Tony Poole, who mastered the bonus LP and did the artwork, sourced the original typeface and did the additional layout for the gatefold design. "We also had some more illustrations from Kenneth Smith, whose crazy creatures gave the original release a lot of mystique," Cross says. "I asked Glenn to write some notes about the additional tracks and I had to ask Phil McMullen of the Ptolemaic Terrascope magazine to write an overview, as he is one of a very few U.K. journos who has kept the flame burning for Glenn in the years since Virgin."
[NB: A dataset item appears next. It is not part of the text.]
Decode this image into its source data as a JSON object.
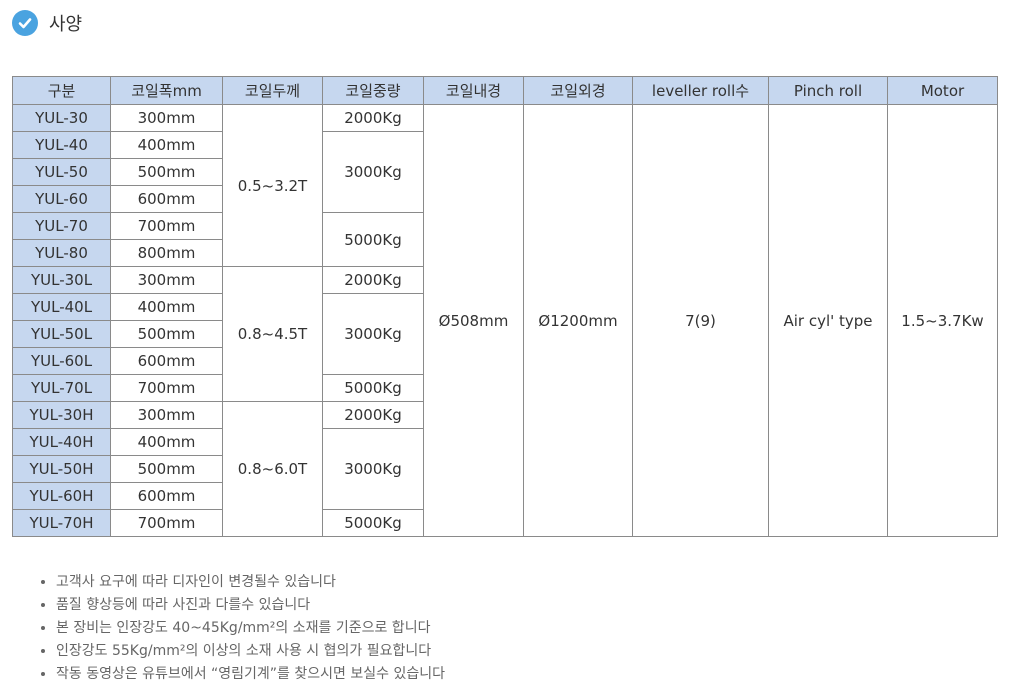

To celebrate the album's reissue, most of the original lineup for the Lost at Sea band (all but Martin Hoke, now a former Republican representative from Ohio) reunites on Sat., May 30, at Red Clay Music Foundry in Duluth. The group will play the album in its entirety, along with Phillips' second record, 1977's Swim in the Wind.
Forty years later, the darkness has lifted. But the songs that Phillips wrote while reconciling his father's suicide still bear weight. "All my music has been a memoir," Phillips says. "You take who you are, try to find some truth in yourself and the music, and learn things about yourself. When you're a kid growing up, you're self-absorbed. You take what's happening around you as a reflection of something about you. It isn't until you get much older that you realize it wasn't about me. Music helped me figure these things out — that's not saying I have it all figured out."